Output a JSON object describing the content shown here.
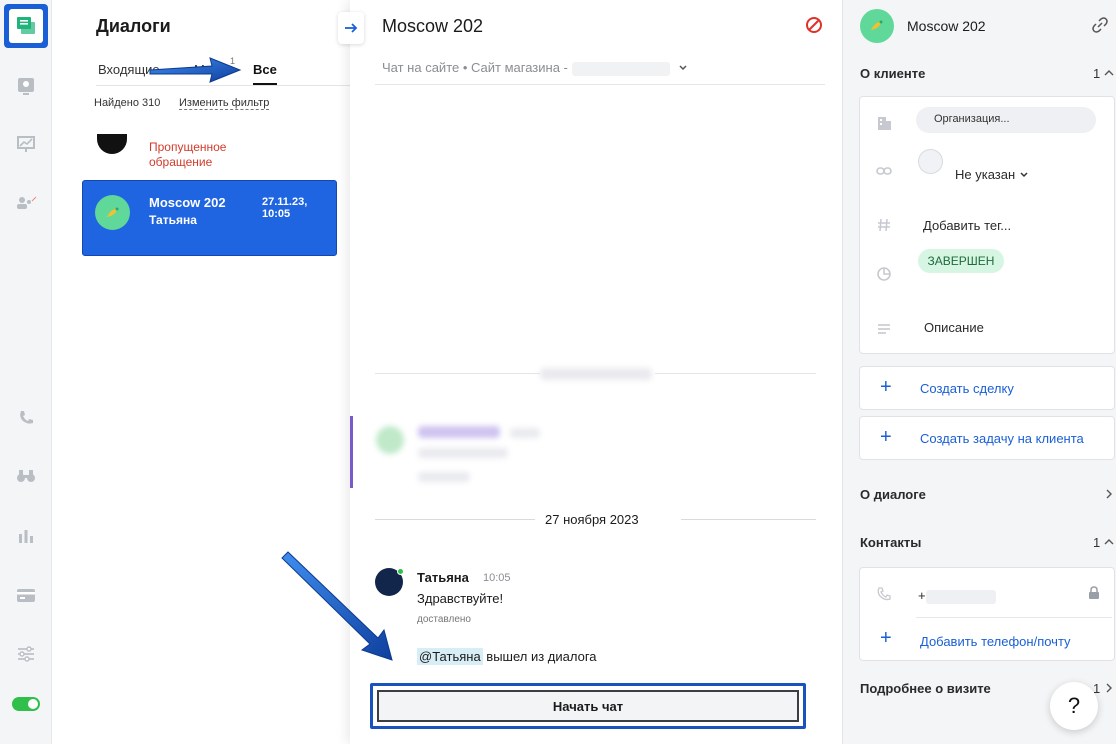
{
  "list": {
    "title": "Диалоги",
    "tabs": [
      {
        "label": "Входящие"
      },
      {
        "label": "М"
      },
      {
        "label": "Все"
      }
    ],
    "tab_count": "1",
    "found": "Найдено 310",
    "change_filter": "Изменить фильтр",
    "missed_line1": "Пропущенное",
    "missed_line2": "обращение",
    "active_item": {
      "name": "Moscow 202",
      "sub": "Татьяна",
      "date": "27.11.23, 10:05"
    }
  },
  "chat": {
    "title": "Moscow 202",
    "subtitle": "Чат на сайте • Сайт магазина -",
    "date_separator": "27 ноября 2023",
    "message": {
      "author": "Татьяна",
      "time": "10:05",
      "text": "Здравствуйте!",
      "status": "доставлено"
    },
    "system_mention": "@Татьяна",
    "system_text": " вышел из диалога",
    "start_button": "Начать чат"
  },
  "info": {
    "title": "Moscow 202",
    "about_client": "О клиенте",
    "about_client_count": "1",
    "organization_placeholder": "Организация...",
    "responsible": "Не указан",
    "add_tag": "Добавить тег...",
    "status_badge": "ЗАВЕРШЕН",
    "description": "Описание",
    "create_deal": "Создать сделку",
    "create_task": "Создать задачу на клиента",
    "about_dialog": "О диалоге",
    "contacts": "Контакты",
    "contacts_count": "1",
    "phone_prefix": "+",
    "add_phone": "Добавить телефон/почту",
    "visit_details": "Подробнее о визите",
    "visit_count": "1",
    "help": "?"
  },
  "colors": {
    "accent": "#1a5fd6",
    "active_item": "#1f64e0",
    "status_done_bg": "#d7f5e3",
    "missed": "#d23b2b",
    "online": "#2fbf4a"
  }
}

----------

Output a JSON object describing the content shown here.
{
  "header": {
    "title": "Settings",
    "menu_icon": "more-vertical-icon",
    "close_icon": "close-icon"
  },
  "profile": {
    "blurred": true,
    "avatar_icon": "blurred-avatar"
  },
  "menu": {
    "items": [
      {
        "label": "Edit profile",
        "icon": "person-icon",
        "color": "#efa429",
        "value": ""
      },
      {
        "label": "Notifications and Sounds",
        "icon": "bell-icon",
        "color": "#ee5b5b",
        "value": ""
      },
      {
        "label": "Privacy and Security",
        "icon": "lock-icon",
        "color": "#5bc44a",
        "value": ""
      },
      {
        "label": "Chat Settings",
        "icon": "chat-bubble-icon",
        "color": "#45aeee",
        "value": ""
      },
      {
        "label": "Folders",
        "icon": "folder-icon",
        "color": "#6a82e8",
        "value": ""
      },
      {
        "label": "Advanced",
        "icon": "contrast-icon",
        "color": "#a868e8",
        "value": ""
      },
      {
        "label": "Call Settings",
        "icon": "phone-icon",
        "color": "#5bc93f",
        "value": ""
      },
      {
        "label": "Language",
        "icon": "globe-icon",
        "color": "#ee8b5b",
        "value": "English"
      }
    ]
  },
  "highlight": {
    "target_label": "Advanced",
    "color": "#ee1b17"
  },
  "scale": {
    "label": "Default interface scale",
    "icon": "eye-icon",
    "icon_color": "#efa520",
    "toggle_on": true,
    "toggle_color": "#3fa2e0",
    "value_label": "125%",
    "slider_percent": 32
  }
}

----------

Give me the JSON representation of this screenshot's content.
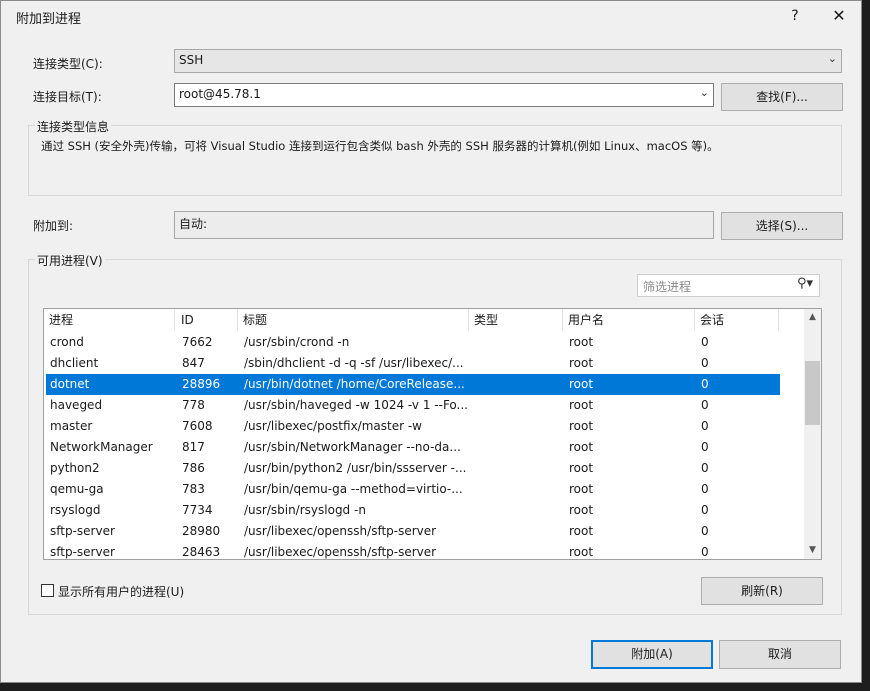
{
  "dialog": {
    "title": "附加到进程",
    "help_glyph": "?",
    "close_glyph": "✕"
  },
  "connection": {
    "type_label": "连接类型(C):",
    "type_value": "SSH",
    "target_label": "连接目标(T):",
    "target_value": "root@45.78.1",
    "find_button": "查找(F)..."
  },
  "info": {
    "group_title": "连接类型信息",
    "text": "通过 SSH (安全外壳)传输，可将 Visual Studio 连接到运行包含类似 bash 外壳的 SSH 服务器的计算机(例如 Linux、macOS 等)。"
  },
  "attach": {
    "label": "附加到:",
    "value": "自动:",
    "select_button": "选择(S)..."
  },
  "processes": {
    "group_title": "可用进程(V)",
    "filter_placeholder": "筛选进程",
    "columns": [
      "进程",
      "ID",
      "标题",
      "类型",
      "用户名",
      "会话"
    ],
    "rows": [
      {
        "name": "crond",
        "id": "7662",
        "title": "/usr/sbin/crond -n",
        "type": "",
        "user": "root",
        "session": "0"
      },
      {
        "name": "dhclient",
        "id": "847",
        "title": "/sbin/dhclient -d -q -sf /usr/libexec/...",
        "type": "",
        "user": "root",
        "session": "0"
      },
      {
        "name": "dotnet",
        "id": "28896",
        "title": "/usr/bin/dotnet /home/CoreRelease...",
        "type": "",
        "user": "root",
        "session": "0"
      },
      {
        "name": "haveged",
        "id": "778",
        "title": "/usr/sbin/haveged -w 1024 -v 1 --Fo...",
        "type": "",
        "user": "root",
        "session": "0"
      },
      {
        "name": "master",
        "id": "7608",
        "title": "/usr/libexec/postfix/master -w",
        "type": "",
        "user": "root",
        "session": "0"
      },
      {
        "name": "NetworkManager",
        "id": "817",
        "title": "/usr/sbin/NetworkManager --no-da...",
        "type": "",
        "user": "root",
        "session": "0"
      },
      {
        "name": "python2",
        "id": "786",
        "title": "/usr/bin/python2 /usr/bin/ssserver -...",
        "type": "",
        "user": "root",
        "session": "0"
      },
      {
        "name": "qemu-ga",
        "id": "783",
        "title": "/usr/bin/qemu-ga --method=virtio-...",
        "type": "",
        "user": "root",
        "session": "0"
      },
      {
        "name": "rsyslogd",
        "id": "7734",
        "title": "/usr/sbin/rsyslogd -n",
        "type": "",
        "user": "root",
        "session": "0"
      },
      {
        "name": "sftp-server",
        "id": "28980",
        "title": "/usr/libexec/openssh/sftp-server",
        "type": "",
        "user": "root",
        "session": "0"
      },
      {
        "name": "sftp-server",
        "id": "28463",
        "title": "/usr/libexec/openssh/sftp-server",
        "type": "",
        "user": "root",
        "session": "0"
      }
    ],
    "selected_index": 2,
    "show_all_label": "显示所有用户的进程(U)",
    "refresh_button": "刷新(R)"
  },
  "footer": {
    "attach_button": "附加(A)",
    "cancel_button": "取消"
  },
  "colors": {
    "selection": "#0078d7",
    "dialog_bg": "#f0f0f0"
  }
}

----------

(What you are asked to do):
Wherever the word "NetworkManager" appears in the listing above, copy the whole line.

(Answer space):
        "name": "NetworkManager",
        "title": "/usr/sbin/NetworkManager --no-da...",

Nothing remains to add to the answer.